**Prompt:** Search the records for the word "JSON". Copy every line where it appears.

**Given records:**

______________________________

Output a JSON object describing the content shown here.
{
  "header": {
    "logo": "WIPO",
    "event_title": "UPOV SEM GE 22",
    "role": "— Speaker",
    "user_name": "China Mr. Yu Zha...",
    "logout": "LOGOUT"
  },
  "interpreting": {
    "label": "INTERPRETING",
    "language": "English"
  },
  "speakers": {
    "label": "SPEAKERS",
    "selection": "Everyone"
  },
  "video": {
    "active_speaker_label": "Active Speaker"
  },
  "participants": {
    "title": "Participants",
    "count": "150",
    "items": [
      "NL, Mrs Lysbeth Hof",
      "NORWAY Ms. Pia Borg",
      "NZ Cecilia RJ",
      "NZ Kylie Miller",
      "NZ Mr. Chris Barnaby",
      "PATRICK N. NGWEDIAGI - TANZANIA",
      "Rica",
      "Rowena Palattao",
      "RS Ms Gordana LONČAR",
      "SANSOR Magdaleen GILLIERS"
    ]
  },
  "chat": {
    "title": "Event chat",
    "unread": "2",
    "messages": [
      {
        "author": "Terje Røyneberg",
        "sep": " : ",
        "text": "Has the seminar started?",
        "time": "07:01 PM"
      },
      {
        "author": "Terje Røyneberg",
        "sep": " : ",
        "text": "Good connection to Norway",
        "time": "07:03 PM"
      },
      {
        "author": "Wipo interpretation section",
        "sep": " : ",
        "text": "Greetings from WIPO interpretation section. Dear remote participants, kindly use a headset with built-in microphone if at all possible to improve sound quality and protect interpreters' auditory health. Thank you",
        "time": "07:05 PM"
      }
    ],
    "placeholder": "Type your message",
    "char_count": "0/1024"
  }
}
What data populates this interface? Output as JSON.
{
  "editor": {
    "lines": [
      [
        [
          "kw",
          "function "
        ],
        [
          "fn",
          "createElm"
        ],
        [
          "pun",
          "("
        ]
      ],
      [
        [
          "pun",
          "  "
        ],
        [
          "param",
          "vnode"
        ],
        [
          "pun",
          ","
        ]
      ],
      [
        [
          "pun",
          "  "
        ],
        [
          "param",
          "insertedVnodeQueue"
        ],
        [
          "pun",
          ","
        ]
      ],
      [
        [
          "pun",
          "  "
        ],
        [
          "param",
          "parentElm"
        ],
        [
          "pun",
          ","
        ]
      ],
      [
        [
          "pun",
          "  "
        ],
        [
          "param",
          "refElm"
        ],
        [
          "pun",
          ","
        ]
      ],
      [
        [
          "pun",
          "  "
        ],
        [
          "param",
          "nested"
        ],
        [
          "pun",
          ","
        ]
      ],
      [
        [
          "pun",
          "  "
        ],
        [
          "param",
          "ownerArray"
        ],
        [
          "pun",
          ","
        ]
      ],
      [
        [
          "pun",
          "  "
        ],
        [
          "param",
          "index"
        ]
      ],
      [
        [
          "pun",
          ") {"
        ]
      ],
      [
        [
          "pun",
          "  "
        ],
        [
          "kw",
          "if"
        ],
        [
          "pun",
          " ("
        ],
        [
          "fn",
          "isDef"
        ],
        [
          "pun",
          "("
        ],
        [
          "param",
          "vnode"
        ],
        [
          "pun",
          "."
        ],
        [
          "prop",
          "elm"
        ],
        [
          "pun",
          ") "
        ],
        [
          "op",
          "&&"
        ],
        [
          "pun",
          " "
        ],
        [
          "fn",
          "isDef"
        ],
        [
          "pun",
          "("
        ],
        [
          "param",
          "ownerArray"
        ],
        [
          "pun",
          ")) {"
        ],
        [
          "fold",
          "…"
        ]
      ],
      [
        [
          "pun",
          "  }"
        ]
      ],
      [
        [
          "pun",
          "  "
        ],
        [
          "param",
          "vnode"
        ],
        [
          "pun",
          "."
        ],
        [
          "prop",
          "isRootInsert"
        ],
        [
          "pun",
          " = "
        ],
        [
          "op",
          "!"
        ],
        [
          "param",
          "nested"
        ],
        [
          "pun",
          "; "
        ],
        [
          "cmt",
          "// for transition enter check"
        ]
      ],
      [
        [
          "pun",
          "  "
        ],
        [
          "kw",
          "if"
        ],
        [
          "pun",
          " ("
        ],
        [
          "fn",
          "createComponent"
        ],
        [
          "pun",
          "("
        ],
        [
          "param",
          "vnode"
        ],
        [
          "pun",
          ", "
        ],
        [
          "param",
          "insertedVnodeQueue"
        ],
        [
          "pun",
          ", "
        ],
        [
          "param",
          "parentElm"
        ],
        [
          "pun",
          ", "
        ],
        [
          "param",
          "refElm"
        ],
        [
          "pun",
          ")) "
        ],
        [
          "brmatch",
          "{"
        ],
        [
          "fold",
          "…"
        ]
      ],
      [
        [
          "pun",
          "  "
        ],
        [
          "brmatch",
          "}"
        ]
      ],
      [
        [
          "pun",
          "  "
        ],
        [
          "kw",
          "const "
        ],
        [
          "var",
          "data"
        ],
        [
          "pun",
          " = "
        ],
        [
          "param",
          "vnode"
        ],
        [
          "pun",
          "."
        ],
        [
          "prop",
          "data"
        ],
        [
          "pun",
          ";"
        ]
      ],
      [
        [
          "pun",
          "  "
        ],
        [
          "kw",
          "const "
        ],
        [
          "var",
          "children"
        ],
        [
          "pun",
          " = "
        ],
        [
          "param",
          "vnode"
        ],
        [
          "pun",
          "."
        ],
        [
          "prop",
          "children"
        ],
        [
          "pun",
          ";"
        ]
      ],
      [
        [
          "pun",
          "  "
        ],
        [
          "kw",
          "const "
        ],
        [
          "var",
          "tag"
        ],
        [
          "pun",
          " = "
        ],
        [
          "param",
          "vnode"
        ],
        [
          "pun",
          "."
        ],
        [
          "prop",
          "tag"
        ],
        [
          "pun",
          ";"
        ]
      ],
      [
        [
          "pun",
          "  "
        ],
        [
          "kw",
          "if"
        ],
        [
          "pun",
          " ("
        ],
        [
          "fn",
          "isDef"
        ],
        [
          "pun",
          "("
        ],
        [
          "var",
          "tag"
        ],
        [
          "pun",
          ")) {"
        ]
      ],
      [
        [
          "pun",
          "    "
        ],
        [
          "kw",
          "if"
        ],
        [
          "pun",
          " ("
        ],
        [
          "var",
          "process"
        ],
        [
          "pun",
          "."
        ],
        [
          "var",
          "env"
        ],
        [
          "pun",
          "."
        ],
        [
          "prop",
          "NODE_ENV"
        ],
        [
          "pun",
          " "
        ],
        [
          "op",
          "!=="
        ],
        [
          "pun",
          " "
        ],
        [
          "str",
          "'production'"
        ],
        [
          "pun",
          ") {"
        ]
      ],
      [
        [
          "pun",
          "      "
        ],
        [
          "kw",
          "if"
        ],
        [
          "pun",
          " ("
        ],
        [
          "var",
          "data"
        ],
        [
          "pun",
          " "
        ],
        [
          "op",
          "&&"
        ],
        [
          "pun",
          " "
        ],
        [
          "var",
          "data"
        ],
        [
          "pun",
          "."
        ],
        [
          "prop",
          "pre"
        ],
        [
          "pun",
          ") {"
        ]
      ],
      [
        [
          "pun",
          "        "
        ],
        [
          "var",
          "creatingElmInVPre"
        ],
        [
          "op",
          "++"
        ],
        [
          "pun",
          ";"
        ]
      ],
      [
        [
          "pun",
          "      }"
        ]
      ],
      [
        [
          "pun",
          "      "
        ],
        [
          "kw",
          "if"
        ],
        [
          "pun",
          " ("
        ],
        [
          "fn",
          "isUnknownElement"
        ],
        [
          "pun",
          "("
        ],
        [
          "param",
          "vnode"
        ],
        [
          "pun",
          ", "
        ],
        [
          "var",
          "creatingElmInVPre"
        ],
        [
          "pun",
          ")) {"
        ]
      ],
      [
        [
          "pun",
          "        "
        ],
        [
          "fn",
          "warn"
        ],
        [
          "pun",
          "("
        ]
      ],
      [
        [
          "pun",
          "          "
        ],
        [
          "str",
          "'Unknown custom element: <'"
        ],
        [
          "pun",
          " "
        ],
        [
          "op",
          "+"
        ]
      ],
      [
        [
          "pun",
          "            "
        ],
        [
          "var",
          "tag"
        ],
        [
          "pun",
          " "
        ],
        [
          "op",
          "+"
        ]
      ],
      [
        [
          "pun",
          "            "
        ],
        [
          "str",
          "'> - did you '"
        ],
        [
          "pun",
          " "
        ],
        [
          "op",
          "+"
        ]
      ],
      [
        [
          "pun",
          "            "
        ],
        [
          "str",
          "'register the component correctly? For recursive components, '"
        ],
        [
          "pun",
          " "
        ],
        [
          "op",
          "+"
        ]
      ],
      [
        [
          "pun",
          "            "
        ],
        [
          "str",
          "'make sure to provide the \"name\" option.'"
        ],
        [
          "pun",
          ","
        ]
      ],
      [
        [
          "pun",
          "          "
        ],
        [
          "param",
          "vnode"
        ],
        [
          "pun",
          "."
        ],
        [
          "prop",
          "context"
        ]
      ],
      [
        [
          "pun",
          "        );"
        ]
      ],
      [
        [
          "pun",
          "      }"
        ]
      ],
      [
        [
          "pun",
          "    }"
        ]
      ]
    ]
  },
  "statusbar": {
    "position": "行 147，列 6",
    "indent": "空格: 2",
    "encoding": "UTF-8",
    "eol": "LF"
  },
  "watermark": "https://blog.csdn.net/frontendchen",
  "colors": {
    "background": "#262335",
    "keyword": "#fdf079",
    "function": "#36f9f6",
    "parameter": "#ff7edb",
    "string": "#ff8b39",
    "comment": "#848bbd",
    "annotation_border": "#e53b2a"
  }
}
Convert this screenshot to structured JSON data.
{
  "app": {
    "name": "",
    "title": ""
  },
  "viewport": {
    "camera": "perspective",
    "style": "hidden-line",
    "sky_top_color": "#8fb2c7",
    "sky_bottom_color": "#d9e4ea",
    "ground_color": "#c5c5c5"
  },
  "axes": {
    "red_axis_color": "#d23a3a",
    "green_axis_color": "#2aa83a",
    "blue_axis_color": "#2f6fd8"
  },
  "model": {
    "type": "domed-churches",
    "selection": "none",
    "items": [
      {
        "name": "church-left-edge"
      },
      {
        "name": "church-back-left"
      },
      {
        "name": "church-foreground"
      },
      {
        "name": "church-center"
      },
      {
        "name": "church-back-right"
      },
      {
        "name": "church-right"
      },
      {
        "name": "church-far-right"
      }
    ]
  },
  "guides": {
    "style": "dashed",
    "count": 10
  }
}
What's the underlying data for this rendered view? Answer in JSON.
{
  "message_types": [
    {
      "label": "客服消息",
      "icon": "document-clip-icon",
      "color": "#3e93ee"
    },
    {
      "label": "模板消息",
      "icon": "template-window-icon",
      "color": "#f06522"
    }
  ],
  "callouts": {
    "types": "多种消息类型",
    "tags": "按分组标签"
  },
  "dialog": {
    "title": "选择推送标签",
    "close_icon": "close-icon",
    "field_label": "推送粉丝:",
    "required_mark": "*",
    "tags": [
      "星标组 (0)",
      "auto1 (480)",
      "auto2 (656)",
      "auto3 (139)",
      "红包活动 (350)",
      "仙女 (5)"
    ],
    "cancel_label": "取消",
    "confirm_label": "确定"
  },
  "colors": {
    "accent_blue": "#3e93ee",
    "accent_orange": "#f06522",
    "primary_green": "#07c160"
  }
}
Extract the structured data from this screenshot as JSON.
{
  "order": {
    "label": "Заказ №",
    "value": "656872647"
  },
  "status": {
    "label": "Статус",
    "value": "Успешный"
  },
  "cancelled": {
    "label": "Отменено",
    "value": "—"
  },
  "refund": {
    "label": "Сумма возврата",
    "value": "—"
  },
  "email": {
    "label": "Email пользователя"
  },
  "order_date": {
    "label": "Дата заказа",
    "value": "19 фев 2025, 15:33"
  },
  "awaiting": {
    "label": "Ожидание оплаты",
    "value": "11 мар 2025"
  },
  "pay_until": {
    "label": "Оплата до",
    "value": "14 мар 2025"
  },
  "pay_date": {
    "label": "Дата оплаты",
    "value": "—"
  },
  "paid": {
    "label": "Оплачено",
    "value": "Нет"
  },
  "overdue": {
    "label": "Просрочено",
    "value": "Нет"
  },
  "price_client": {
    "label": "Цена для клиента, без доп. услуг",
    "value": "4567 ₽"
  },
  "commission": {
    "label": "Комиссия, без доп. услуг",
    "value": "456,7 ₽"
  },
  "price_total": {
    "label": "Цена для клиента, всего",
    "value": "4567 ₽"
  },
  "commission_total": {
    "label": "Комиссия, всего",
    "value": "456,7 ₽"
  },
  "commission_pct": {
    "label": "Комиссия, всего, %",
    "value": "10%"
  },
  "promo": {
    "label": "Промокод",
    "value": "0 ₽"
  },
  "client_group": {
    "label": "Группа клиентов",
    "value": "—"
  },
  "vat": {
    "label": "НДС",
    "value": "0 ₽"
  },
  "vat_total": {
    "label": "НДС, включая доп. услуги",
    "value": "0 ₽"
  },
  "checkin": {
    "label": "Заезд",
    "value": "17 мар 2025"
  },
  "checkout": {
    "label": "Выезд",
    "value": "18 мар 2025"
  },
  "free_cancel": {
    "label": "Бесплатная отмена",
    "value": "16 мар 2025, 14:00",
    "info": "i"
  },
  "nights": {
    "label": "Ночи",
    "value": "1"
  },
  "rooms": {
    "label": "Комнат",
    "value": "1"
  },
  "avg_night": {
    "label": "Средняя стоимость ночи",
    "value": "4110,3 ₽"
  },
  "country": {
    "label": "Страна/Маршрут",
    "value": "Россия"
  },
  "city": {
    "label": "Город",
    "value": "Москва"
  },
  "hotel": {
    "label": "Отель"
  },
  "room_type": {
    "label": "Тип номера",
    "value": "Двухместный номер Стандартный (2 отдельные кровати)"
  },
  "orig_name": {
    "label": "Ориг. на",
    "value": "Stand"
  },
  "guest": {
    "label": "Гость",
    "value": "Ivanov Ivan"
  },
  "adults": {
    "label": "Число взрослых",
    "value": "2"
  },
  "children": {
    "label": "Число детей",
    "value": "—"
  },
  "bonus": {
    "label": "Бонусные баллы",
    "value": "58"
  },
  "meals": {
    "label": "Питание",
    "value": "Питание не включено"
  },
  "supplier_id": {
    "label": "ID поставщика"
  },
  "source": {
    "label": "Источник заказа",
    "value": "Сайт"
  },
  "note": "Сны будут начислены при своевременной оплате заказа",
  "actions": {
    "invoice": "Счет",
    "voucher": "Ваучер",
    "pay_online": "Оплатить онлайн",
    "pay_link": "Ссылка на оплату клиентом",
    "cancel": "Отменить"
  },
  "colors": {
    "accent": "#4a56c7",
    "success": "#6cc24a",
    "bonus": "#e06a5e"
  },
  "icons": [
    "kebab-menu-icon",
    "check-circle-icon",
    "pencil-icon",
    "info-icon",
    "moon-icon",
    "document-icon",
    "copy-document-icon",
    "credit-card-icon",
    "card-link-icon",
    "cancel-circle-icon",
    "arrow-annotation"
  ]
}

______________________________

**Task response:**
Output a JSON object describing the content shown here.
What data populates this interface? Output as JSON.
Convert this screenshot to structured JSON data.
What's the underlying data for this rendered view? Answer in JSON.
Extract the structured data from this screenshot as JSON.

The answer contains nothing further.